In the coming decades, automation is expected to displace vast numbers of employees performing routine tasks in a variety of industries, including Asian factory workers and low-wage jobs in the US manufacturing, logistics, and service sectors. One study posits that half of the world’s work can already be automated using current technologies, though in many cases it is not yet economically efficient to do so. The jobs most ripe for automation are those involving routine, repetitive, manual tasks that robots can perform more rapidly and precisely than humans without experiencing boredom, injury, or fatigue.
Nonetheless, many of the people who have held these jobs up until now possess knowledge that may still be valuable to their employers even after they are replaced by machines. In that light, Quartz’s Sarah Kessler considers what automation will mean for training and knowledge retention as fewer and fewer employees remain who remember how to do the robots’ jobs:

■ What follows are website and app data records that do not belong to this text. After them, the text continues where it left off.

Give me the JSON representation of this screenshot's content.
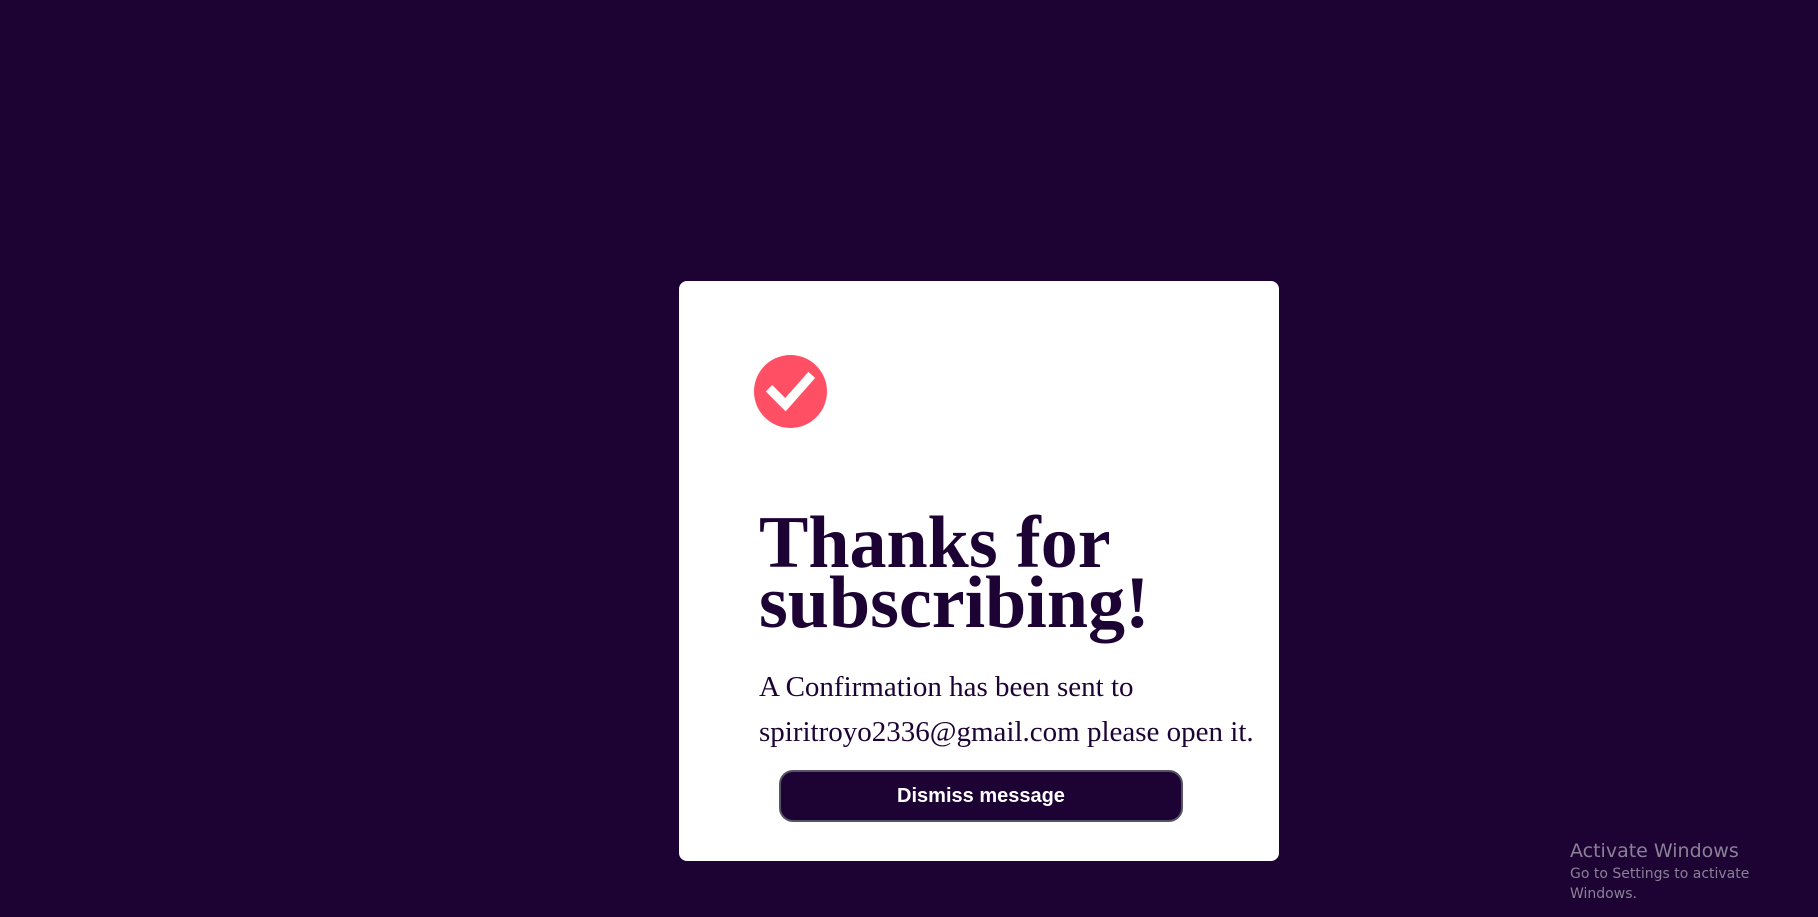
{
  "colors": {
    "page_background": "#1d0334",
    "card_background": "#ffffff",
    "accent": "#ff4f64",
    "text": "#1d0334",
    "button_background": "#1d0334",
    "button_text": "#ffffff"
  },
  "card": {
    "icon": "check-circle-icon",
    "title": "Thanks for subscribing!",
    "message_line1": "A Confirmation has been sent to",
    "email": "spiritroyo2336@gmail.com",
    "message_suffix": " please open it.",
    "dismiss_label": "Dismiss message"
  },
  "watermark": {
    "title": "Activate Windows",
    "subtitle": "Go to Settings to activate Windows."
  }
}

As GE has automated its factories, its executives say they still value experience like [assembler Bill] Knight’s, if only because it helps them catch machine errors and, in some cases, better understand how to program machines. “If there’s something wrong in the calibration of this equipment, I need to know that,” says Denice Biocca, GE’s head of HR for supply chain and services. “I need to have some sort of understanding of what [the process] should be in order to know, ‘the machine says it’s tight, but I know it’s not.”
Knight, however, won’t be around forever. Future workers who do his job won’t have his experience and won’t be able to double-check the machines. So how will they be trained?
It’s not just GE or manufacturers that face this potential problem. Repetition and apprenticeships are popular training strategies in many types of businesses with high automation potential, including restaurants, client service companies, accounting firms, investment banks, and law firms.
This is yet another reason why employers of blue-collar workers might consider transitioning their older employees into mentorship roles when they want to keep working or can’t afford to retire, especially manufacturers that are having trouble recruiting and retaining employees with the skills they need. More broadly, the advent of automation underscores the need for organizations to ensure that as the baby boomer generation retires, they hand off as much of their institutional knowledge as possible to their millennial successors. Millennials and the generations that follow them are looking at a very different work environment from that of their elders, which might not give them the opportunity to develop the same skills.